Scaling Greater Heights
Standing tall on South Palmerah street, Jakarta, Menara Kompas strikes beholders from all directions. The futuristic 24-storey building is the latest breakthrough of Kompas Group, the largest publisher in Indonesia. Designed by Budiman Hendropurnomo from Denton Corker Marshall Jakarta out of a competition held by Kompas in 2012, the building represents the big picture of the publishing company’s past and present journey, as well as its aspiration for the future.
The publishing giant of Kompas Group keeps hitting greater heights after more than five decades of producing independent and unbiased news. While maintaining the presence of its paper edition, the group has scaled up its business, with its digital and online versions as well as its Kompas TV. It would not be an exaggeration to say that the group has now become the beacon to Indonesian society.
Along with the group’s sustainable growth, physical developments are needed, such as new studios and auditoriums. These facilities are now housed in the latest office tower, Menara Kompas, whose completion was done in 2016. Later in April 2018, the former vice president Jusuf Kalla inaugurated the tower that has thus far been occupied primarily by the subsidiaries.
The multimedia facilities are located in the low-rise podium, whilst the office and mini studios occupy the 163-metre high tower. This sustainable, energy efficient and forward-looking building indeed represents the core values of Kompas. The pen-like pinnacle is a symbol of the business that started with a newspaper. The perforated outer skin of the building that resembles a layer of pixels represents the company’s new era that is internet based. The aluminium outer skin functions as a shield against sunlight from all directions. This reduces the usage of air conditioner, which normally takes 80-90 per cent of the energy used in a building. This also means reducing operational costs, and decreasing the direct sun radiation which in turn keeps the workers comfortable. Thick laminated glass is used as an inner skin to reduce noise level from the nearby train station.

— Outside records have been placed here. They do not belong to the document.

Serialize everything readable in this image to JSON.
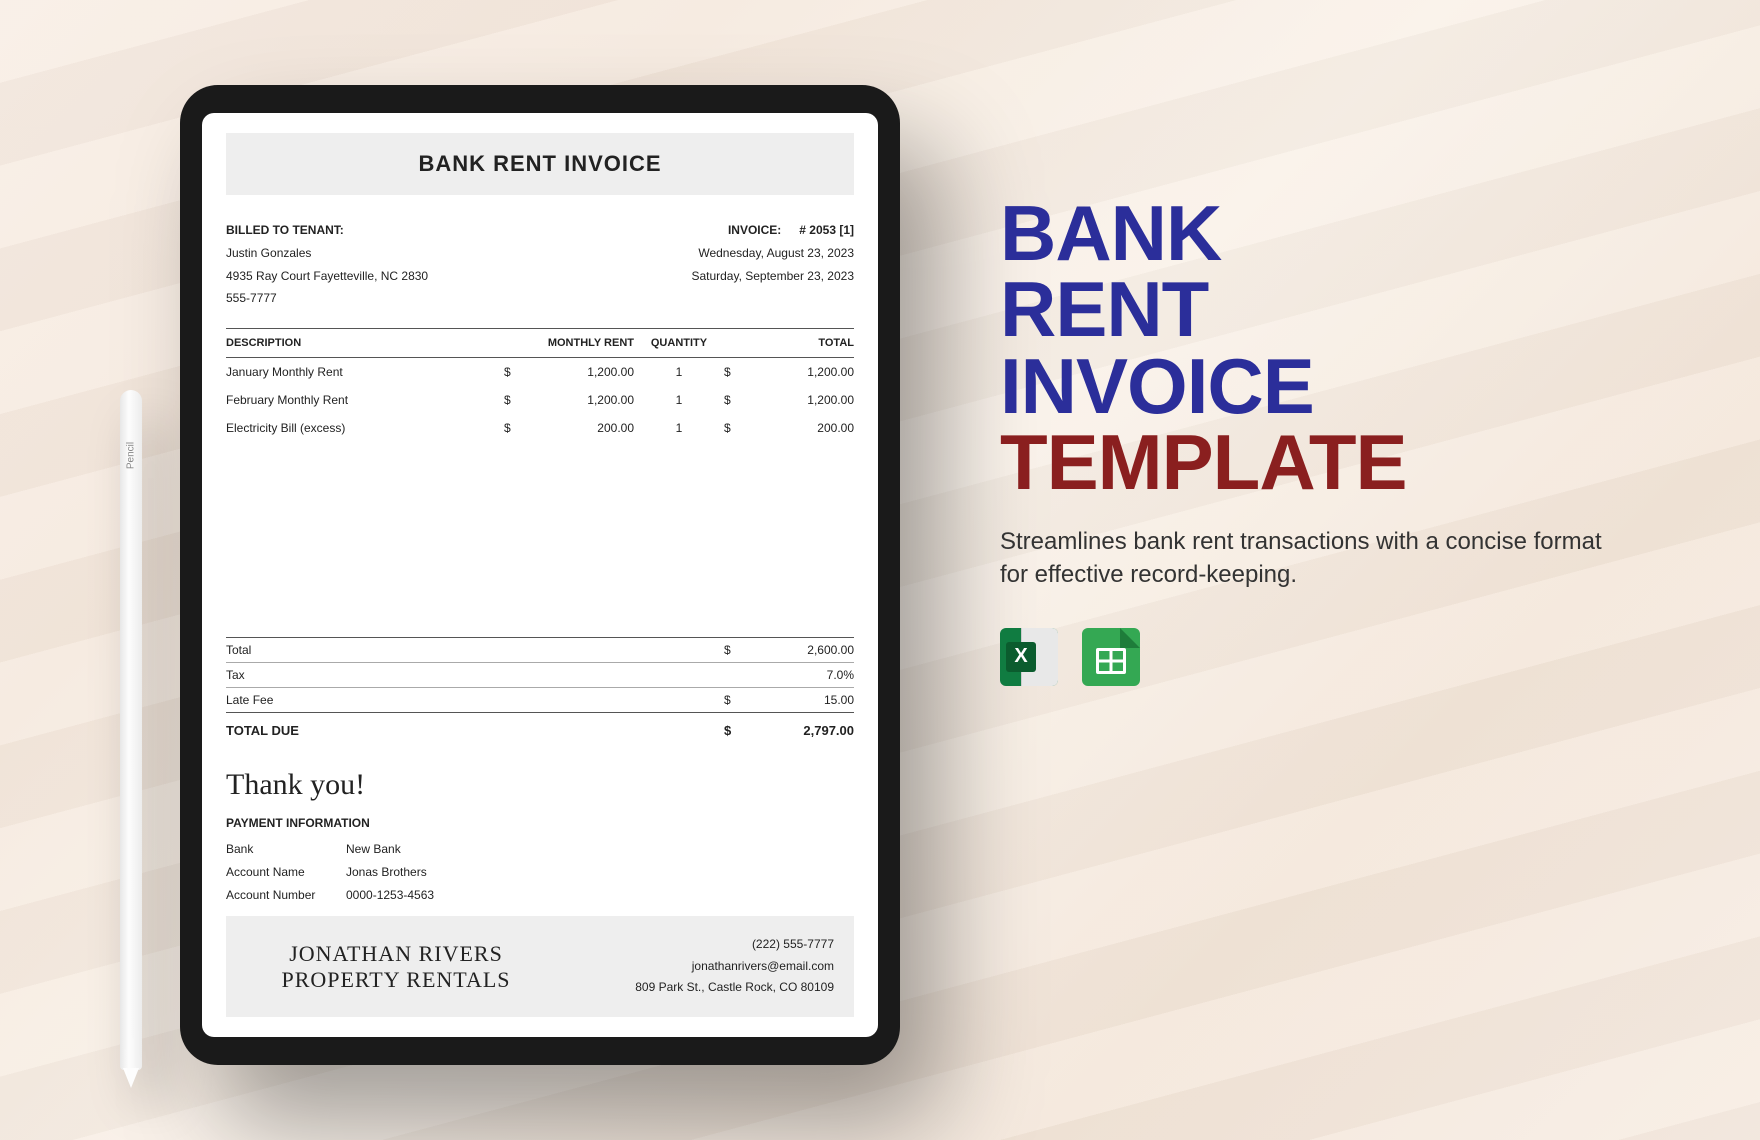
{
  "pencil_label": "Pencil",
  "invoice": {
    "title": "BANK RENT INVOICE",
    "billed_label": "BILLED TO TENANT:",
    "tenant_name": "Justin Gonzales",
    "tenant_addr": "4935 Ray Court Fayetteville, NC 2830",
    "tenant_phone": "555-7777",
    "invoice_label": "INVOICE:",
    "invoice_number": "# 2053 [1]",
    "date1": "Wednesday, August 23, 2023",
    "date2": "Saturday, September 23, 2023",
    "columns": {
      "desc": "DESCRIPTION",
      "rent": "MONTHLY RENT",
      "qty": "QUANTITY",
      "total": "TOTAL"
    },
    "items": [
      {
        "desc": "January Monthly Rent",
        "rent": "1,200.00",
        "qty": "1",
        "total": "1,200.00"
      },
      {
        "desc": "February Monthly Rent",
        "rent": "1,200.00",
        "qty": "1",
        "total": "1,200.00"
      },
      {
        "desc": "Electricity Bill (excess)",
        "rent": "200.00",
        "qty": "1",
        "total": "200.00"
      }
    ],
    "currency": "$",
    "totals": {
      "total_label": "Total",
      "total_value": "2,600.00",
      "tax_label": "Tax",
      "tax_value": "7.0%",
      "late_label": "Late Fee",
      "late_value": "15.00",
      "due_label": "TOTAL DUE",
      "due_value": "2,797.00"
    },
    "thanks": "Thank you!",
    "payment": {
      "header": "PAYMENT INFORMATION",
      "rows": [
        {
          "k": "Bank",
          "v": "New Bank"
        },
        {
          "k": "Account Name",
          "v": "Jonas Brothers"
        },
        {
          "k": "Account Number",
          "v": "0000-1253-4563"
        }
      ]
    },
    "footer": {
      "company": "JONATHAN RIVERS PROPERTY RENTALS",
      "phone": "(222) 555-7777",
      "email": "jonathanrivers@email.com",
      "addr": "809 Park St., Castle Rock, CO 80109"
    }
  },
  "marketing": {
    "line1": "BANK",
    "line2": "RENT",
    "line3": "INVOICE",
    "line4": "TEMPLATE",
    "subtitle": "Streamlines bank rent transactions with a concise format for effective record-keeping.",
    "excel_glyph": "X"
  }
}
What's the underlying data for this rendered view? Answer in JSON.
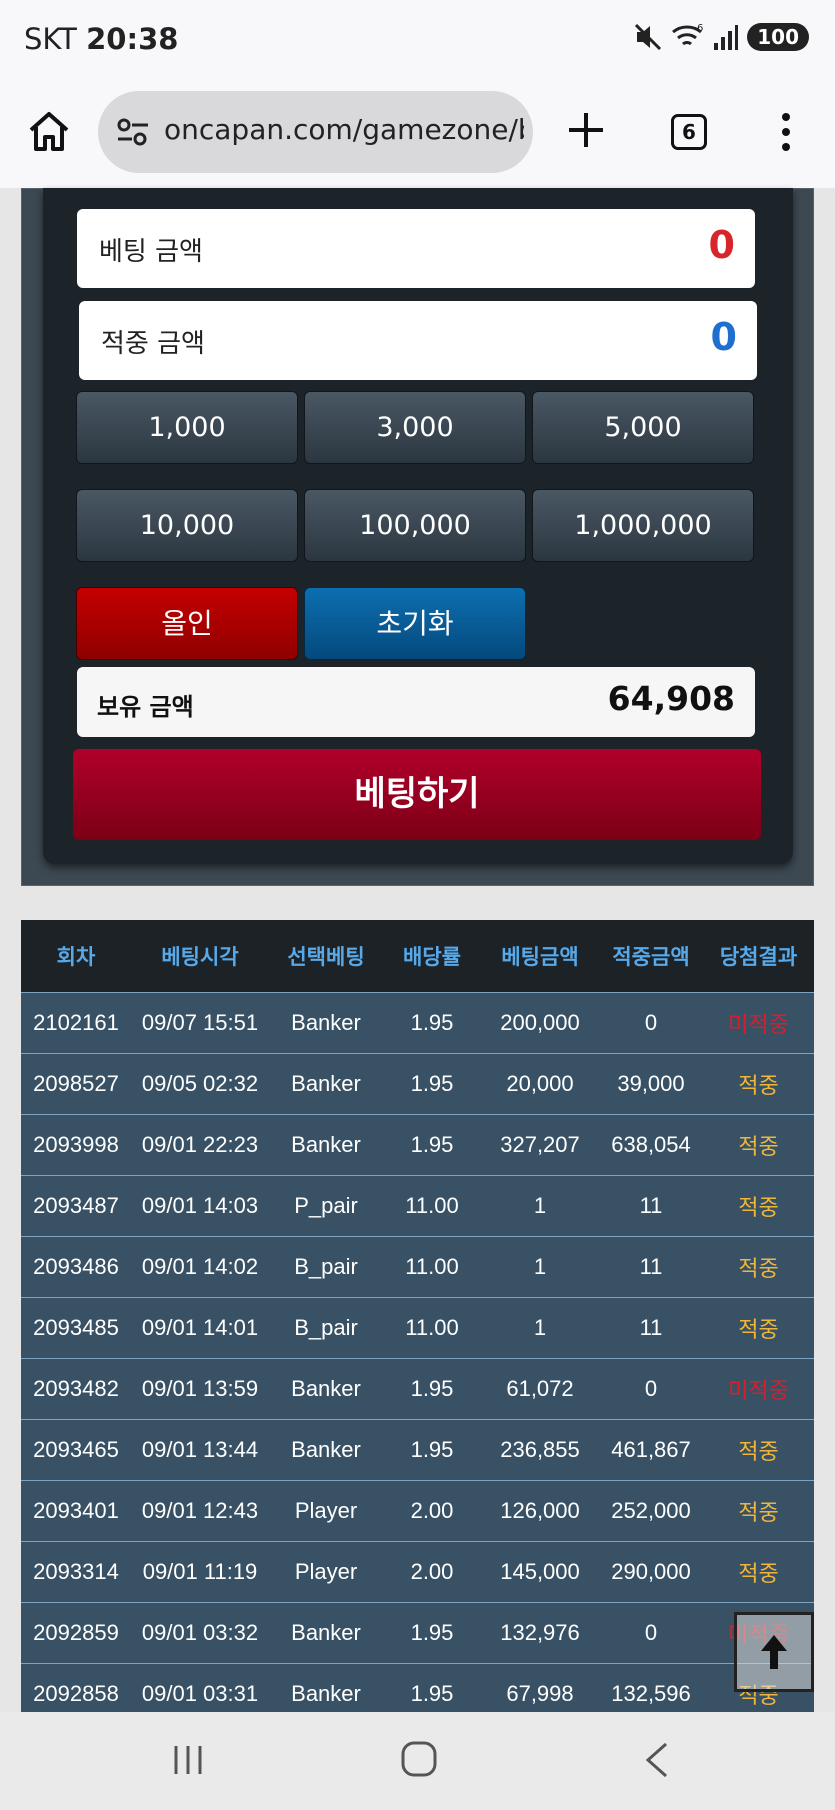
{
  "status_bar": {
    "carrier": "SKT",
    "time": "20:38",
    "battery": "100",
    "wifi_badge": "6"
  },
  "browser": {
    "url": "oncapan.com/gamezone/ba",
    "tab_count": "6"
  },
  "betting": {
    "bet_amount_label": "베팅 금액",
    "bet_amount_value": "0",
    "win_amount_label": "적중 금액",
    "win_amount_value": "0",
    "chips": [
      "1,000",
      "3,000",
      "5,000",
      "10,000",
      "100,000",
      "1,000,000"
    ],
    "allin_label": "올인",
    "reset_label": "초기화",
    "holding_label": "보유 금액",
    "holding_value": "64,908",
    "submit_label": "베팅하기",
    "colors": {
      "bet_value": "#d6262b",
      "win_value": "#1f6fd0",
      "allin": "#b50000",
      "reset": "#0a5d97",
      "submit": "#9a0022"
    }
  },
  "history": {
    "columns": [
      "회차",
      "베팅시각",
      "선택베팅",
      "배당률",
      "베팅금액",
      "적중금액",
      "당첨결과"
    ],
    "rows": [
      [
        "2102161",
        "09/07 15:51",
        "Banker",
        "1.95",
        "200,000",
        "0",
        "미적중"
      ],
      [
        "2098527",
        "09/05 02:32",
        "Banker",
        "1.95",
        "20,000",
        "39,000",
        "적중"
      ],
      [
        "2093998",
        "09/01 22:23",
        "Banker",
        "1.95",
        "327,207",
        "638,054",
        "적중"
      ],
      [
        "2093487",
        "09/01 14:03",
        "P_pair",
        "11.00",
        "1",
        "11",
        "적중"
      ],
      [
        "2093486",
        "09/01 14:02",
        "B_pair",
        "11.00",
        "1",
        "11",
        "적중"
      ],
      [
        "2093485",
        "09/01 14:01",
        "B_pair",
        "11.00",
        "1",
        "11",
        "적중"
      ],
      [
        "2093482",
        "09/01 13:59",
        "Banker",
        "1.95",
        "61,072",
        "0",
        "미적중"
      ],
      [
        "2093465",
        "09/01 13:44",
        "Banker",
        "1.95",
        "236,855",
        "461,867",
        "적중"
      ],
      [
        "2093401",
        "09/01 12:43",
        "Player",
        "2.00",
        "126,000",
        "252,000",
        "적중"
      ],
      [
        "2093314",
        "09/01 11:19",
        "Player",
        "2.00",
        "145,000",
        "290,000",
        "적중"
      ],
      [
        "2092859",
        "09/01 03:32",
        "Banker",
        "1.95",
        "132,976",
        "0",
        "미적중"
      ],
      [
        "2092858",
        "09/01 03:31",
        "Banker",
        "1.95",
        "67,998",
        "132,596",
        "적중"
      ]
    ],
    "result_colors": {
      "win": "#f0b63a",
      "lose": "#d81e2b"
    }
  },
  "icons": {
    "home": "home-icon",
    "tune": "tune-icon",
    "plus": "plus-icon",
    "tabs": "tabs-icon",
    "more": "more-vertical-icon",
    "mute": "mute-icon",
    "wifi": "wifi-icon",
    "signal": "signal-icon",
    "scroll_top": "arrow-up-icon",
    "nav_recent": "recent-apps-icon",
    "nav_home": "nav-home-icon",
    "nav_back": "back-icon"
  }
}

Adding to the eco-friendly implementation is the landscape design. The welcoming entrance will feast your eyes with the sloping grass with trees and scrubs, which can also be viewed widely from the lobby. Meanwhile, the fifth floor boasts a garden roofed with perforated metal parasols, providing seating areas for lunch time or meetings on any time of day for the employees.
The building is located on a tight corner site amongst older buildings which are predominantly part of the group. Due to the limited space, the building is designed with an eight-sided plan, to enable a larger footprint inside. It tapers to the top until the 24th floor, just under the pinnacle. Adjacent to the tower is the Bentara Budaya Jakarta Cultural Centre, which will share drop-off area at the entrance once the future development is completed.
For now, the main lobby is divided into two areas, both located on the second floor, facing each other. Each has an eight-metre long wooden reception table as the only furniture, with big metallic pillars, giving it a clean, modern and professional look. The long history of Kompas is written on the wall of one of the lobbies, layered with sandblasted glass to make it readable. In the middle of it, right behind the reception desk, is a picture of the founding duo, Jakob Oetama and P.K. Ojong.
Menara Kompas is not only a functional building, it is also a symbol of the spirit to create, innovate and keep up with the era. As the world’s awareness of environmental damage is heightened, the reduction in energy usage of the tower is remarkable. As stated by Budiman, “The group is now regarded as the leader in developing energy efficient buildings.” In 2018, the tower was bestowed with the Indonesian Institute of Architecture Awards for Architecture, in the Commercial category.